Even if your users careful about not picking up malware, they could still be infected. That’s because many attackers are loading the devices with viruses and spyware before users even power them on for the first time.
The reputation Android devices have for being less secure than their iOS counterparts is well-known by now, but researchers from the University of Cambridge have some shocking numbers on just how many of these devices suffer from security shortcomings.
One of the most basic security steps for mobile devices turns out not to be secure after all.
An app security company has found that several big-name applications on the Android operating system are putting users’ passwords at risk.
One of the best tools for making sure a lost or stolen phone doesn’t become a data breach nightmare is to wipe its memory. It also helps make sure that devices you’re done with don’t contain sensitive information.
There are certain statements in IT that just become almost accepted at face value over time: Internet Explorer is the worst. Apple devices don’t get viruses. Android devices are inherently dangerous.
Usually if a user downloads a malicious app, it’s pretty clear right away that something is seriously amiss. For that reason, attackers are getting smarter, according to recent findings.
See if you can follow the logic on this one: Google knows its Android 4.3 Jelly Bean OS is vulnerable, but it’s not going to fix it because it could wind up being too dangerous.
No phone or desktop operating system will ever be 100% secure. But yet another Android flaw affecting a majority of its devices has been discovered, once again causing users to question its security.

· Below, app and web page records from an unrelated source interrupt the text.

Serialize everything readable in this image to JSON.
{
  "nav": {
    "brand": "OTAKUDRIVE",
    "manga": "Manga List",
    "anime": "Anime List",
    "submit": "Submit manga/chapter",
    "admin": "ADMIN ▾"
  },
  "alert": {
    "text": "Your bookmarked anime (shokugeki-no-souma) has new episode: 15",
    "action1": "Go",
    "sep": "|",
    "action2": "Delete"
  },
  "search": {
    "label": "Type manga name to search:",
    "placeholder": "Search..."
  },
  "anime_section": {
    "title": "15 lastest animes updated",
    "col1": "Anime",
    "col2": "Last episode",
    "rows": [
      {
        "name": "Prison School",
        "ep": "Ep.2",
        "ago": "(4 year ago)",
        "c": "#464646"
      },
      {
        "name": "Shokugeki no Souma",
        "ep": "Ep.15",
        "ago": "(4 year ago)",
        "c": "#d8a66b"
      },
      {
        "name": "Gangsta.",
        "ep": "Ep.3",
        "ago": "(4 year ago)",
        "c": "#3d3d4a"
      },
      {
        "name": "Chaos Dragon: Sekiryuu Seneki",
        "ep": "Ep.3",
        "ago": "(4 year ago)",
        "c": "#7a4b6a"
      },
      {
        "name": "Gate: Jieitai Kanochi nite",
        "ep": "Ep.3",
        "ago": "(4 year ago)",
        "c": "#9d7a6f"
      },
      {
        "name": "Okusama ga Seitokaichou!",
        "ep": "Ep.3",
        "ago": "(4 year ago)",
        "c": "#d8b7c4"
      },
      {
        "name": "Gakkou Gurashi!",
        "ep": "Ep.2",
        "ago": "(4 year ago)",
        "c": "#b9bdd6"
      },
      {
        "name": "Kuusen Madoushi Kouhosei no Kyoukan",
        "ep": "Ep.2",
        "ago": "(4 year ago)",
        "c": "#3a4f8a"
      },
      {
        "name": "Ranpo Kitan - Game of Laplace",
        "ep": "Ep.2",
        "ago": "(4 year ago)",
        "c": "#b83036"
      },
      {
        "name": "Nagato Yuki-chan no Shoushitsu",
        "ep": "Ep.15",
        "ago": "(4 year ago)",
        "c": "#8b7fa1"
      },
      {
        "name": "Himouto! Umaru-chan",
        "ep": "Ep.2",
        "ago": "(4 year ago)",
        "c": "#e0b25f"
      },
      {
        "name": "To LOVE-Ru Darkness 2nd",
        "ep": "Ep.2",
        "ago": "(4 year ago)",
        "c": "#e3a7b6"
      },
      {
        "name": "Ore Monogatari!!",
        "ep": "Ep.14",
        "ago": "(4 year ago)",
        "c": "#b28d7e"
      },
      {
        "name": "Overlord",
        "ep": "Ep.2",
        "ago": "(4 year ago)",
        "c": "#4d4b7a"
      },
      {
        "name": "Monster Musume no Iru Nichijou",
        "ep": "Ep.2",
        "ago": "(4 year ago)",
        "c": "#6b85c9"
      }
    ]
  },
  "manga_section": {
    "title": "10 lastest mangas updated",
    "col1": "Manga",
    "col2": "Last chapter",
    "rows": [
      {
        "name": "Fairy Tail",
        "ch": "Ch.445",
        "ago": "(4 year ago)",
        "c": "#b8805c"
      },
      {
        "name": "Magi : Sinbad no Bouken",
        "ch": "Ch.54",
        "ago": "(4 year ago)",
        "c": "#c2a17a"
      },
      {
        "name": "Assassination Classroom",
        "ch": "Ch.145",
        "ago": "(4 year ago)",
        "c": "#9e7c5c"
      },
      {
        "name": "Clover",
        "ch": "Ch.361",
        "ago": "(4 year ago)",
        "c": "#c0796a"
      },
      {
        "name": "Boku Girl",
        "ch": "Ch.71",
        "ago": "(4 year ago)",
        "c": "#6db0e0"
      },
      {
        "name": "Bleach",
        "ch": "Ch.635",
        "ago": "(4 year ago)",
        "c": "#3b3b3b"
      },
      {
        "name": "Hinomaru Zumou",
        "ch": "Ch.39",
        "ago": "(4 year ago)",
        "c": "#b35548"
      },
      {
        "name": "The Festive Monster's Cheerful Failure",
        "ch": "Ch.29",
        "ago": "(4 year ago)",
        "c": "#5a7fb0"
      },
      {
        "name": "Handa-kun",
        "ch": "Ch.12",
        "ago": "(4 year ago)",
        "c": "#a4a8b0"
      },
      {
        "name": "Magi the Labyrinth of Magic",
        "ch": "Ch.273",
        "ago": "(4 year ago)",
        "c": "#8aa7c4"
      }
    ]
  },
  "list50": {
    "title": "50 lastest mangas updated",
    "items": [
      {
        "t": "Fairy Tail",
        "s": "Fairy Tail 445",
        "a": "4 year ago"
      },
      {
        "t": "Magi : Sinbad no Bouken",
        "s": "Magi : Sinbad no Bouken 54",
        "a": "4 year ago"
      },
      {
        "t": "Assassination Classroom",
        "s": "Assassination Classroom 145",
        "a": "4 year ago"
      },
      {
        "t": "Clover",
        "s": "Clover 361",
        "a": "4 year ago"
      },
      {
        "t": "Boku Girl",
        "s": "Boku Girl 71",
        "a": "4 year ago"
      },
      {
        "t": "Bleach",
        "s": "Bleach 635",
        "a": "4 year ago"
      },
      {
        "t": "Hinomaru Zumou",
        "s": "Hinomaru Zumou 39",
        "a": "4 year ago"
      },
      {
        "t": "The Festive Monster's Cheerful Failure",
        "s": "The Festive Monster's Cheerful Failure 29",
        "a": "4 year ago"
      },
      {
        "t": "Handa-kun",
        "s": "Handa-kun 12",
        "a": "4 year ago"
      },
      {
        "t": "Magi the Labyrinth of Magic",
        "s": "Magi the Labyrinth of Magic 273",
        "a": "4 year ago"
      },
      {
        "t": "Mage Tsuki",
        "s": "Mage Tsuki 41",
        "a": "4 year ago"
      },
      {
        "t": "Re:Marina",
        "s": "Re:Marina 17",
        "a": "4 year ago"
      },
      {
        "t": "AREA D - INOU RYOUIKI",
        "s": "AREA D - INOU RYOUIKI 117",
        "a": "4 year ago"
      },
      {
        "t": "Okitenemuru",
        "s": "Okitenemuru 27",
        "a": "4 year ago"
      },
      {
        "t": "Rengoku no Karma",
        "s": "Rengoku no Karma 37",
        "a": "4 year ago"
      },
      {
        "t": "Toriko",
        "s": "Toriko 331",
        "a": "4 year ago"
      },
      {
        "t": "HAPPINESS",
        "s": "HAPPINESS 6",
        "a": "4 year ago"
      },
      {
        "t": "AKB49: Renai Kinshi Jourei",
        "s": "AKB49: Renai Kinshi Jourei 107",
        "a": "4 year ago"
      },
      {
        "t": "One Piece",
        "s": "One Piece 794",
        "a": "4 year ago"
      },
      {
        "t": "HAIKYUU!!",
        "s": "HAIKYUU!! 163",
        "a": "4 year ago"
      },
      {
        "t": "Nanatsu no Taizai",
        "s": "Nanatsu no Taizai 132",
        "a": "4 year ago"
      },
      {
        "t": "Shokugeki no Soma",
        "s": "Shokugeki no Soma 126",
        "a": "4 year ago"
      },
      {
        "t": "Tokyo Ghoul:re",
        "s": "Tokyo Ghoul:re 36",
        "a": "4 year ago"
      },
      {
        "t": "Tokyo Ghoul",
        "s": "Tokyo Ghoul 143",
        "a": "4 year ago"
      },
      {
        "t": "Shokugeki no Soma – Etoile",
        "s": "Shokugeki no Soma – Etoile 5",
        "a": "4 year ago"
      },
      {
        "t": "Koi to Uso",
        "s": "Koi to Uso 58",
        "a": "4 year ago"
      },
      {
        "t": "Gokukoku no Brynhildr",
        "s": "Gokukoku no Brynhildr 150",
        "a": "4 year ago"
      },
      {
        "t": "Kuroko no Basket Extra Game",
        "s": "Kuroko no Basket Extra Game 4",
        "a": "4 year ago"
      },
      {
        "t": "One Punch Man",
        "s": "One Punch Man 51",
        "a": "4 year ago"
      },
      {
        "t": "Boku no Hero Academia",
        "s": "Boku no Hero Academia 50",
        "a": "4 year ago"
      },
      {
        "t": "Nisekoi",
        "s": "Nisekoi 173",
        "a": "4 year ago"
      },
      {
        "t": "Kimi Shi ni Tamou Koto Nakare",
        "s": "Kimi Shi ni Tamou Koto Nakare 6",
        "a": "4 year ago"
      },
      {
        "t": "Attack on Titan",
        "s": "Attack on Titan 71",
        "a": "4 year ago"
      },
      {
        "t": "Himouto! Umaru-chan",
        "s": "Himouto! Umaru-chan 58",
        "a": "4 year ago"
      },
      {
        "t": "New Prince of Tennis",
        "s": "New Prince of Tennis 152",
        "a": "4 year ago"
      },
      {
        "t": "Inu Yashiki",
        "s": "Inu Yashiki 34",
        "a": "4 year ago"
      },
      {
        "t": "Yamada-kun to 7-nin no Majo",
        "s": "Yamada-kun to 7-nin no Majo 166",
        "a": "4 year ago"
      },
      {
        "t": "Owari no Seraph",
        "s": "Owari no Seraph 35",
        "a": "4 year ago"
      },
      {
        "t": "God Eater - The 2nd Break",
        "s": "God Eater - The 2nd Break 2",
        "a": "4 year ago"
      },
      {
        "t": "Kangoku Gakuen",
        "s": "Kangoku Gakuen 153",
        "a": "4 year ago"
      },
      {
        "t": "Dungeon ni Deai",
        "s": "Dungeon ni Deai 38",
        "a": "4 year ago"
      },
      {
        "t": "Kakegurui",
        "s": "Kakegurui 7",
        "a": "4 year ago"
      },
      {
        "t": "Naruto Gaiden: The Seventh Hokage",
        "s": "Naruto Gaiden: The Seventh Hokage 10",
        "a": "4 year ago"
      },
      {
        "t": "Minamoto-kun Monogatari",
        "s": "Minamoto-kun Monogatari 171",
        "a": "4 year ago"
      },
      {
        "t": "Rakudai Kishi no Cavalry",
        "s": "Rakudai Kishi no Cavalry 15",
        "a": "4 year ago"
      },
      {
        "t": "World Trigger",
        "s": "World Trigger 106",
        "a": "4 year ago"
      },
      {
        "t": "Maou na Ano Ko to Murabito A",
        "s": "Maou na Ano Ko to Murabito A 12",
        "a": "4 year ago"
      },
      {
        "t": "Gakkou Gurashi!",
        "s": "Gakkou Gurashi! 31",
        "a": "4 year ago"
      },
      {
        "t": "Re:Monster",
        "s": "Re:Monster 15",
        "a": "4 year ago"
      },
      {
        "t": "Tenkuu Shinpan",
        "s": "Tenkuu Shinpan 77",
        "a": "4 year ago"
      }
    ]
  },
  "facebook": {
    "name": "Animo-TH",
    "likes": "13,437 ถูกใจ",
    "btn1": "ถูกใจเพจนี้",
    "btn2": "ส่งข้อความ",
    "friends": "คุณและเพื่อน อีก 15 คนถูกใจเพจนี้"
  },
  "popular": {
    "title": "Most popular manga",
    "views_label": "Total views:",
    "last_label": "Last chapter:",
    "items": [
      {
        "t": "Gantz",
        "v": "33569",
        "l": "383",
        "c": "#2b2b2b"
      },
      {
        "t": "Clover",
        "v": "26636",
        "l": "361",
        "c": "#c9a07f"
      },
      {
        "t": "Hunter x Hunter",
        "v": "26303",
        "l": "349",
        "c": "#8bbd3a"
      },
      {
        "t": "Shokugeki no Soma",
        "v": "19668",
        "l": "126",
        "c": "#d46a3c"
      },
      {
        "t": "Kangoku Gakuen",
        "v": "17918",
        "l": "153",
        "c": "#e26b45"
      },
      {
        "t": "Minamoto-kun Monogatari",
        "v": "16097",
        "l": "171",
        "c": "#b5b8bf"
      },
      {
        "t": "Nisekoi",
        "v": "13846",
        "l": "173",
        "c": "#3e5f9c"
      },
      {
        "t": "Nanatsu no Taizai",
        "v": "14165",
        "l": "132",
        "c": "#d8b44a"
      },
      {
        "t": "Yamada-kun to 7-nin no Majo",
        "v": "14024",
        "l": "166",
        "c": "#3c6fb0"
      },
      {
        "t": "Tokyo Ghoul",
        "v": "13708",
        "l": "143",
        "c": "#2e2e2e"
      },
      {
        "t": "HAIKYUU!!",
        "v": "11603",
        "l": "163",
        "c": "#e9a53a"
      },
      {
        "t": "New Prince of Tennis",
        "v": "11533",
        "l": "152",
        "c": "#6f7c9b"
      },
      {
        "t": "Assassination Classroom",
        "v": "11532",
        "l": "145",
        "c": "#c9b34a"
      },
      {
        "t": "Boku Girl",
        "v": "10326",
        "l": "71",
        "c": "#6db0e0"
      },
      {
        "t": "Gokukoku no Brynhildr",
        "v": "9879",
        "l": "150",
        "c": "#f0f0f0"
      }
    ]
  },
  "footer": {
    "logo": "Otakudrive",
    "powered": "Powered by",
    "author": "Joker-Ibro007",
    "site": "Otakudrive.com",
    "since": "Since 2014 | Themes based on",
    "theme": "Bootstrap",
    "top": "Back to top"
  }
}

There are some basic rules for mobile security that have long been thought to keep you in the clear. But researchers have discovered these rules might not be able to protect Android devices from “pileup” malware.